It is challenging to imagine a world without the civil rights we now enjoy, even though discrimination still exists among so many different groups.   How do you feel kids will relate to Glory and her world today?

It delights me to no end when kids are astounded about that world. When they cannot believe that it was against the law for black children and white children to go to school, the library, the playgrounds together. That happens often when I do presentations about the book and the 1960s.

It also surprises me how much today's kids know about the social scene! The music-- though they have no clue when I mention "45s"-- is something they seem to have at least heard about. All hands go up when I ask who the King of Rock and Roll might be.

Although it doesn't seem that long ago for some of us, Glory Be is definitely historical to the children reading it. What were the challenges in bringing this story to printed page?



Where shall I begin?
As Greg Neri, one of my writer friends said when I told him I'd sold the book: "Ten years to overnight success. That's about right."
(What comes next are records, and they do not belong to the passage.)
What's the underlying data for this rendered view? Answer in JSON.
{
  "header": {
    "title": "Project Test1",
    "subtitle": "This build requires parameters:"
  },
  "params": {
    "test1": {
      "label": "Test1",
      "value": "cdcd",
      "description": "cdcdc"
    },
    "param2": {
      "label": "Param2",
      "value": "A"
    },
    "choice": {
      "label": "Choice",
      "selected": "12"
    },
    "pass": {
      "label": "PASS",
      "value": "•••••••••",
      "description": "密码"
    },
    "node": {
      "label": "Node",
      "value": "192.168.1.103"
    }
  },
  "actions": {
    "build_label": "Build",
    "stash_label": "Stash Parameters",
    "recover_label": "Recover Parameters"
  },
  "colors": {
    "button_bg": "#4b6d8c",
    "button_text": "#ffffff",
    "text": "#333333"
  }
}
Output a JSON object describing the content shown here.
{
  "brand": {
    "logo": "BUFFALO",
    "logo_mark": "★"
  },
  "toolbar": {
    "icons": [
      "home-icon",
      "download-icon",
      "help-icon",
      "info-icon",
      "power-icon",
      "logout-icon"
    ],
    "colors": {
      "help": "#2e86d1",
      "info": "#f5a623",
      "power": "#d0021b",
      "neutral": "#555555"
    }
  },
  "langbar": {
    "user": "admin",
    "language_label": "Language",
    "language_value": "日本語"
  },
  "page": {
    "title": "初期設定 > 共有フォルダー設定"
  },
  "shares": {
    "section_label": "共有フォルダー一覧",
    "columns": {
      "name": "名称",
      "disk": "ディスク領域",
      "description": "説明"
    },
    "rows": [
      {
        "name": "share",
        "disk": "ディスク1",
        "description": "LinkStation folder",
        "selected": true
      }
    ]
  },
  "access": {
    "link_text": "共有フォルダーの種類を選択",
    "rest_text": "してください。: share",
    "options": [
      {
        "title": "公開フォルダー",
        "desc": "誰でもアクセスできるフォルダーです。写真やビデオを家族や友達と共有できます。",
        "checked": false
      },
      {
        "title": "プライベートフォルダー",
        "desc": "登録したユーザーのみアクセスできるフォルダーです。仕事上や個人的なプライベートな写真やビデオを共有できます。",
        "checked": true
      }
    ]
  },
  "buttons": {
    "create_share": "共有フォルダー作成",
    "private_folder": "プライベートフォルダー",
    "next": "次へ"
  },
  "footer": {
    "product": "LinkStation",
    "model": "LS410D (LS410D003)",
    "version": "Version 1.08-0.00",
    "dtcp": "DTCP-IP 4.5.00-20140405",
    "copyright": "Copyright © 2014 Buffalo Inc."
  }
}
I think I had a large learning curve about how to plot a book. Then there was finding the perfect agent. But truly, once Linda Pratt and I connected, the rest was easy. I loved working with my editor. And I couldn't have dreamed of a better publisher for this particular book than Scholastic.
Congratulations on a terrific book that, I'm sure, will find its way into many hands. On that note, what’s next for your fans?

Fans. That truly tickles me, Nancy.

My next book, The Way to Stay in Destiny, another middle-grade novel, will be published by Scholastic in Spring, 2015--next year! Also edited by Andrea Pinkney, this one's set in 1974, in Destiny, Florida. About baseball, pianos, a dancing teacher, Hank Aaron.
It was a lot of fun to write.
 
Thanks so much, Augusta!  For more on Glory Be read Lessons on Bigotry and Bravery from NPR.

Saturday, December 28, 2013

Art in Demand

I just got off the phone with a friend who spent yesterday on line outside the Frick in NYC anxiously waiting to view Vermeer's Girl With A Pearl Earring.


There is no question that this is a spectacular painting. I was lucky enough to view it several years ago in the Rjksmuseum in Amsterdam. But, let's applaud Tracy Chevalier's book of the same title and the adapted movie for launching it's popularity into the stratosphere.  Isn't it wonderful when one art form, or in this case two, can propel another?

Chevalier's inspiration grew from a poster in her room.  Art inspiring art. Don't you love it?

The painting at the Frick will be on view until January 19th. I hope that all the painting's fans will explore the rest of the collection during their visit and find their own inspiration.

Thursday, December 19, 2013

Zora Neale Hurston

Today is the day that They're Eyes Were Watching God by Zora Neale Hurston was published!  Have you read it yet?  It's one of my favorites!  If you haven't, today is the day to check it out.

It's also the perfect day to share the story of Zora Neale Hurston with your students through the beautiful, historical fiction, MG novel by Victoria Bond and TR Simon titled Zora and Me.   Read my review in an earlier post.




Thursday, November 7, 2013

Some Highlights!

I've been having the pleasure of listening to the wisdom of wonderful historical fiction writers (and a fabulous agent) all week at Highlights and just had to share a few of these gems with you!

Keep in mind - these work for historical fiction AND many other genres!



"It doesn't matter how great the fact is, if the fact doesn't enhance the story." Kirby Larson

"Authentic characters are achieved when the author has become invisible." Linda Pratt

"Thou shall not repeat falsehoods. (Be accurate!)" Tracy Barrett

Monday, September 30, 2013

The Magic Flute

Teacher and librarian friends: Today the Magic Flute premiered in Vienna in 1791.  A nice teaching connection with Kyra Teis' beautiful picture book, The Magic Flute. Check out her site for some great teaching ideas.